Also totally offtopic and totally unicorn farming, but I still have a hunch that somehow using peripheral vision (instead of tunnel vision) is the key of healthy close-up habits. And not using peripheral vision and just totally concentrate on central vision* is the main cause of close-up strain and ciliary spasm (and so indirectly myopia). But I simply can not get myself into the habit correctly to test it :slight_smile: And obviously have nothing to support it, except for some anecdotal experiences.

*we have a phrase for that in Hungary: “belenőtt a monitorba”, literally: “he/she grew into the screen”. It used when someone is so occupied with whatever happens on the screen that they don’t notice anything else.

1 Like

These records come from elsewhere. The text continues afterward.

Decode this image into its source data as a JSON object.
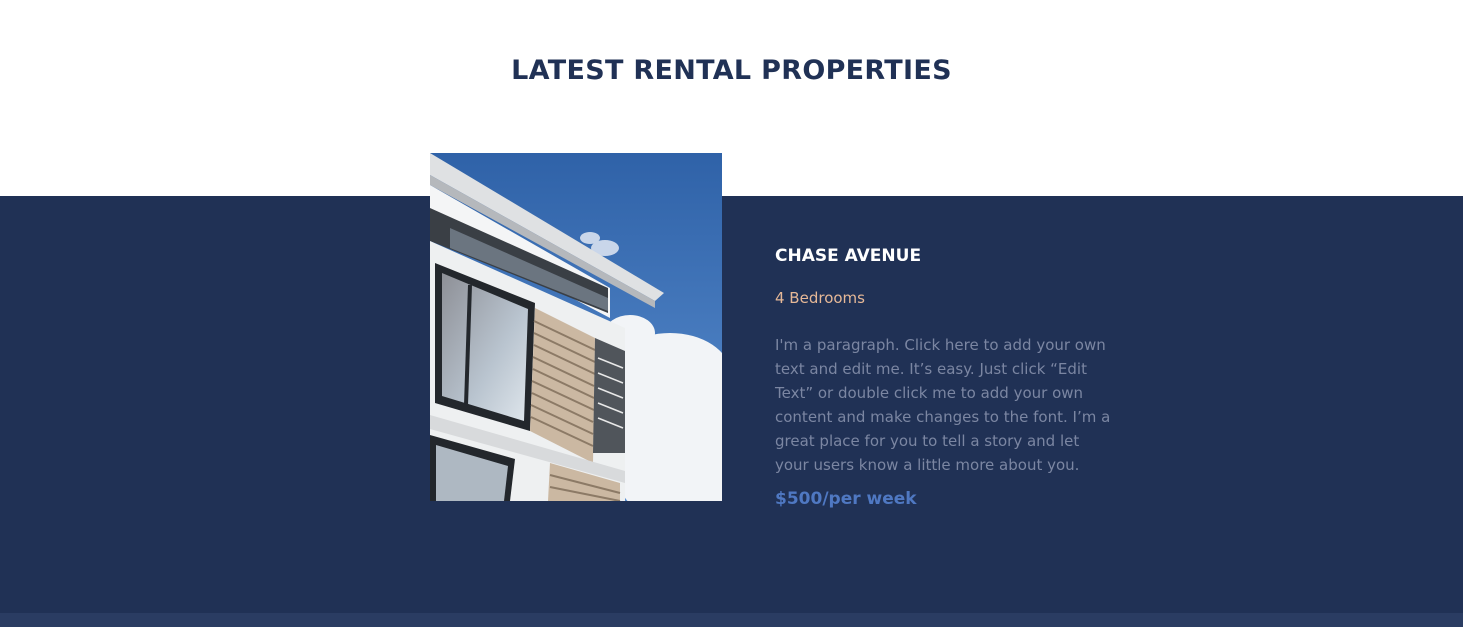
{
  "section": {
    "title": "LATEST RENTAL PROPERTIES"
  },
  "property": {
    "name": "CHASE AVENUE",
    "bedrooms": "4 Bedrooms",
    "description": "I'm a paragraph. Click here to add your own text and edit me. It’s easy. Just click “Edit Text” or double click me to add your own content and make changes to the font. I’m a great place for you to tell a story and let your users know a little more about you.",
    "price": "$500/per week",
    "image_subject": "modern-house-facade-photo"
  },
  "colors": {
    "navy_band": "#203155",
    "title_text": "#203155",
    "bedrooms_text": "#e6b897",
    "description_text": "#7b86a2",
    "price_text": "#4f78c2"
  }
}
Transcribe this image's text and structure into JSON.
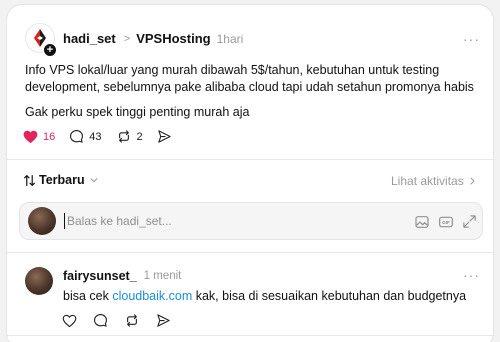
{
  "post": {
    "username": "hadi_set",
    "separator": ">",
    "community": "VPSHosting",
    "time": "1hari",
    "more": "···",
    "line1": "Info VPS lokal/luar yang murah dibawah 5$/tahun, kebutuhan untuk testing",
    "line2": "development, sebelumnya pake alibaba cloud tapi udah setahun promonya habis",
    "line3": "Gak perku spek tinggi penting murah aja",
    "likes": "16",
    "comments": "43",
    "reposts": "2"
  },
  "sort": {
    "label": "Terbaru",
    "activity_link": "Lihat aktivitas"
  },
  "reply": {
    "placeholder": "Balas ke hadi_set..."
  },
  "comment": {
    "username": "fairysunset_",
    "time": "1 menit",
    "more": "···",
    "text_before": "bisa cek ",
    "link": "cloudbaik.com",
    "text_after": " kak, bisa di sesuaikan kebutuhan dan budgetnya"
  },
  "colors": {
    "like_active": "#e0245e",
    "link": "#1a8cd8"
  }
}
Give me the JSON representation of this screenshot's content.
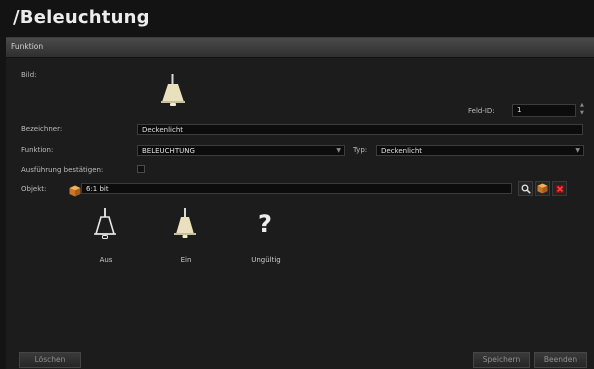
{
  "page": {
    "title": "/Beleuchtung"
  },
  "panel": {
    "header": "Funktion"
  },
  "form": {
    "bild_label": "Bild:",
    "feld_id_label": "Feld-ID:",
    "feld_id_value": "1",
    "bezeichner_label": "Bezeichner:",
    "bezeichner_value": "Deckenlicht",
    "funktion_label": "Funktion:",
    "funktion_value": "BELEUCHTUNG",
    "typ_label": "Typ:",
    "typ_value": "Deckenlicht",
    "ausfuehrung_label": "Ausführung bestätigen:",
    "ausfuehrung_checked": false,
    "objekt_label": "Objekt:",
    "objekt_value": "6:1 bit"
  },
  "states": [
    {
      "label": "Aus",
      "icon": "lamp-off-icon"
    },
    {
      "label": "Ein",
      "icon": "lamp-on-icon"
    },
    {
      "label": "Ungültig",
      "icon": "question-mark-icon"
    }
  ],
  "footer": {
    "delete_label": "Löschen",
    "save_label": "Speichern",
    "close_label": "Beenden"
  },
  "colors": {
    "background": "#141414",
    "panel": "#1c1c1c",
    "lamp": "#e9e0bd",
    "object_cube": "#d88a2e",
    "remove": "#cc2222"
  }
}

Nice one - that only happens to me with books.
I think there is something to your peripheral vision hunch. I have a small laptop screen, and a large area of peripheral vision potential around it, especially in my very large living space… I cannot see only the screen, even when I concentrate on it. There is still plenty of input from the periphery, and as I am not ‘working’ or meeting a deadline on the screen, I look away from it through the big windows and to the mountains very often. Also no glasses with frames to cut off the periphery from central vision.

I am sorry that we seem to have derailed your thread somewhat. Although I have astigmatism in both eyes, a great deal more in the left than the right, I do not use differentials, so also no cylinder correction at sceen distance. Here again, it will have to be trial and error on your part, although other forum members might share their experiences with this.

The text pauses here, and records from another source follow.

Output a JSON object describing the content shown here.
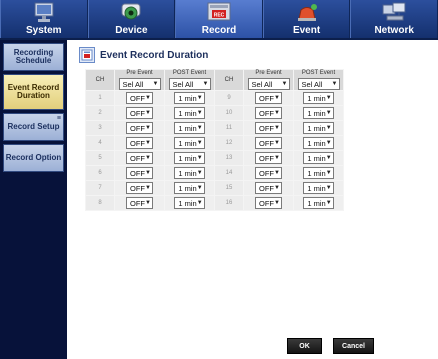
{
  "nav": {
    "tabs": [
      {
        "label": "System",
        "icon": "computer-icon"
      },
      {
        "label": "Device",
        "icon": "camera-icon"
      },
      {
        "label": "Record",
        "icon": "rec-icon",
        "badge": "REC"
      },
      {
        "label": "Event",
        "icon": "alarm-icon"
      },
      {
        "label": "Network",
        "icon": "network-icon"
      }
    ],
    "active": "Record"
  },
  "sidebar": {
    "items": [
      {
        "label": "Recording Schedule"
      },
      {
        "label": "Event Record Duration"
      },
      {
        "label": "Record Setup"
      },
      {
        "label": "Record Option"
      }
    ],
    "active": "Event Record Duration"
  },
  "page": {
    "title": "Event Record Duration"
  },
  "table": {
    "headers": {
      "ch": "CH",
      "pre_event": "Pre Event",
      "post_event": "POST Event",
      "sel_all": "Sel All"
    },
    "left_rows": [
      {
        "ch": "1",
        "pre": "OFF",
        "post": "1 min"
      },
      {
        "ch": "2",
        "pre": "OFF",
        "post": "1 min"
      },
      {
        "ch": "3",
        "pre": "OFF",
        "post": "1 min"
      },
      {
        "ch": "4",
        "pre": "OFF",
        "post": "1 min"
      },
      {
        "ch": "5",
        "pre": "OFF",
        "post": "1 min"
      },
      {
        "ch": "6",
        "pre": "OFF",
        "post": "1 min"
      },
      {
        "ch": "7",
        "pre": "OFF",
        "post": "1 min"
      },
      {
        "ch": "8",
        "pre": "OFF",
        "post": "1 min"
      }
    ],
    "right_rows": [
      {
        "ch": "9",
        "pre": "OFF",
        "post": "1 min"
      },
      {
        "ch": "10",
        "pre": "OFF",
        "post": "1 min"
      },
      {
        "ch": "11",
        "pre": "OFF",
        "post": "1 min"
      },
      {
        "ch": "12",
        "pre": "OFF",
        "post": "1 min"
      },
      {
        "ch": "13",
        "pre": "OFF",
        "post": "1 min"
      },
      {
        "ch": "14",
        "pre": "OFF",
        "post": "1 min"
      },
      {
        "ch": "15",
        "pre": "OFF",
        "post": "1 min"
      },
      {
        "ch": "16",
        "pre": "OFF",
        "post": "1 min"
      }
    ]
  },
  "buttons": {
    "ok": "OK",
    "cancel": "Cancel"
  },
  "colors": {
    "nav_bg": "#1d3c85",
    "sidebar_bg": "#07123a",
    "active_side": "#f0e39e",
    "title": "#1d2f5c"
  }
}
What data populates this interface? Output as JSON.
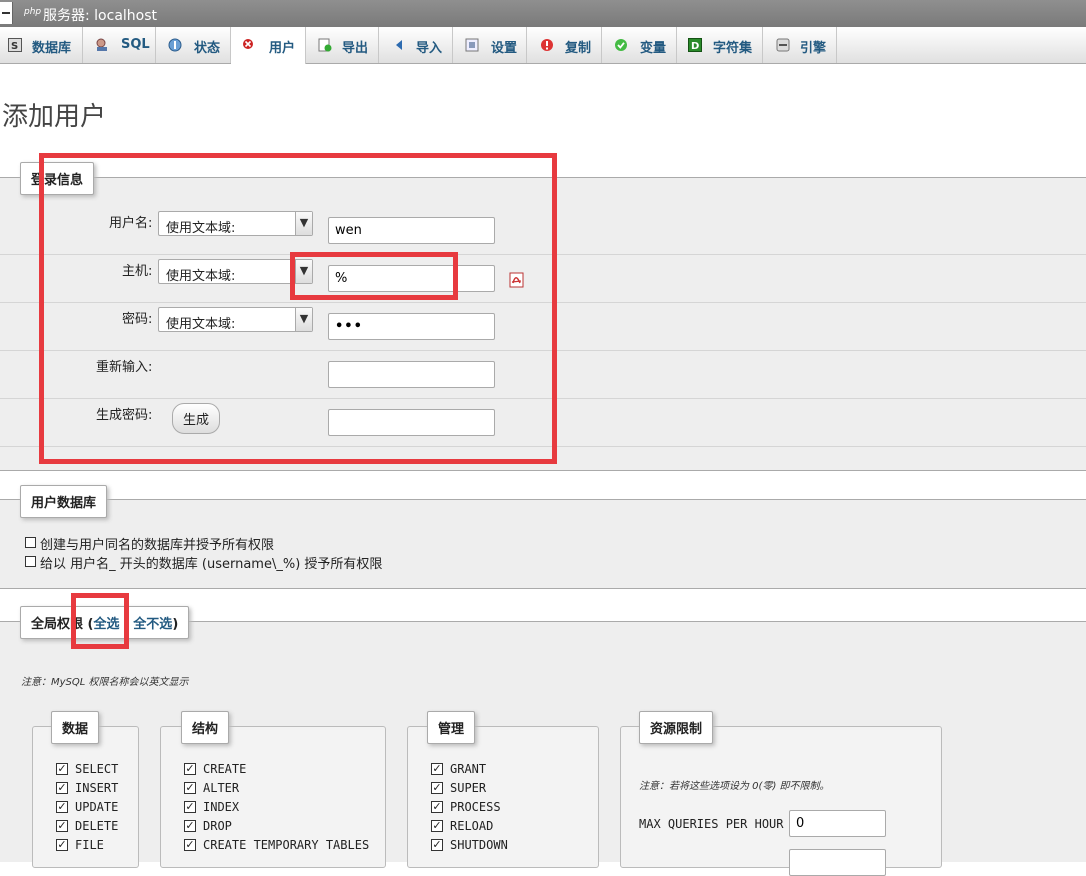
{
  "window": {
    "title": "服务器: localhost",
    "badge": "php"
  },
  "tabs": [
    {
      "label": "数据库",
      "icon": "database-icon"
    },
    {
      "label": "SQL",
      "icon": "sql-icon"
    },
    {
      "label": "状态",
      "icon": "status-icon"
    },
    {
      "label": "用户",
      "icon": "users-icon"
    },
    {
      "label": "导出",
      "icon": "export-icon"
    },
    {
      "label": "导入",
      "icon": "import-icon"
    },
    {
      "label": "设置",
      "icon": "settings-icon"
    },
    {
      "label": "复制",
      "icon": "replication-icon"
    },
    {
      "label": "变量",
      "icon": "variables-icon"
    },
    {
      "label": "字符集",
      "icon": "charset-icon"
    },
    {
      "label": "引擎",
      "icon": "engine-icon"
    }
  ],
  "page_title": "添加用户",
  "login": {
    "legend": "登录信息",
    "username_label": "用户名:",
    "username_mode": "使用文本域:",
    "username_value": "wen",
    "host_label": "主机:",
    "host_mode": "使用文本域:",
    "host_value": "%",
    "password_label": "密码:",
    "password_mode": "使用文本域:",
    "password_value": "•••",
    "retype_label": "重新输入:",
    "generate_label": "生成密码:",
    "generate_button": "生成"
  },
  "userdb": {
    "legend": "用户数据库",
    "opt1": "创建与用户同名的数据库并授予所有权限",
    "opt2": "给以 用户名_ 开头的数据库 (username\\_%) 授予所有权限"
  },
  "global": {
    "legend_prefix": "全局权限 (",
    "check_all": "全选",
    "uncheck_all": "全不选",
    "legend_suffix": ")",
    "note": "注意：MySQL 权限名称会以英文显示"
  },
  "groups": {
    "data": {
      "legend": "数据",
      "items": [
        "SELECT",
        "INSERT",
        "UPDATE",
        "DELETE",
        "FILE"
      ]
    },
    "structure": {
      "legend": "结构",
      "items": [
        "CREATE",
        "ALTER",
        "INDEX",
        "DROP",
        "CREATE TEMPORARY TABLES"
      ]
    },
    "admin": {
      "legend": "管理",
      "items": [
        "GRANT",
        "SUPER",
        "PROCESS",
        "RELOAD",
        "SHUTDOWN"
      ]
    },
    "limits": {
      "legend": "资源限制",
      "note": "注意：若将这些选项设为 0(零) 即不限制。",
      "max_queries_label": "MAX QUERIES PER HOUR",
      "max_queries_value": "0"
    }
  },
  "colors": {
    "highlight": "#e73a3f",
    "link": "#235a81"
  }
}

1 Like

No worries :smile: I’m happy to read these kind of discussions. Thank you & everyone here for being super nice and helpful. Thanks for taking the time out of your busy day to answer my questions. :blush:

Agree with Ursa’s points that consider reducing if both eyes are getting too comfortable.

My interim suggestion would be. Can you stand up and work? I work at a standup desk and its much easier to adjust from 60-70-80 cm. I’ve found standup desks are good when you’re at the end of a pair of differentials because you can stand back and outstretch your arms more easily and comfortably. But only an interim solution until you get your new Diffs.

Thanks for sharing that article @Ursa. It’s interesting to see other unrelated uses of the 20-20-20 rule :slight_smile:

One thing I noted is that it was designed to relieve computer-related eye fatigue. I have also been using a similar technique (20 sec typing break every 10 min) for years to prevent repetitive stress injuries (i.e. arms/wrists) during my work day at the computer.

While there may not be specific studies around this, I think it’s fair to assume that our bodies are not meant to stay completely absorbed in the same task for hours at a time.

1 Like

Good idea :grinning: I think that’ll definitely convince me to walk away from my laptop more often. For me, sitting down just induces laziness from moving away from my screen.

1 Like

Hello. :slightly_smiling_face: I just wanted to give a quick update on my progress since I first posted this topic. It’s been a little over 6 weeks since then.

Today when I patched my nondominant left eye towards the Snellen, not only is my double vision gone, but it actually stayed that way after blinking! For once my left eye can see the 20/20 line clearly, without it turning double or looking like I had some extra astigmatic blur! That really is a big step for me!

Even though I’m excited, I’m aware that I need to see whether or not it can consistently stay that way. So I probably will continue to wear these normalized for another week or two to see how it goes.

Cheers :blush:

4 Likes

Fantastic news!

6 weeks is a good amount of time. You could be close to reducing.

In regards to when to reduce have a look at this thread.

It starts with my comment and some talk about ocular dominance but then David and Jakey then start talking about best practice reductions. This has been the best source of info on that topic I’ve found anywhere.

2 Likes

Thank you! :smiley: This is gold~ :raised_hands: :trophy: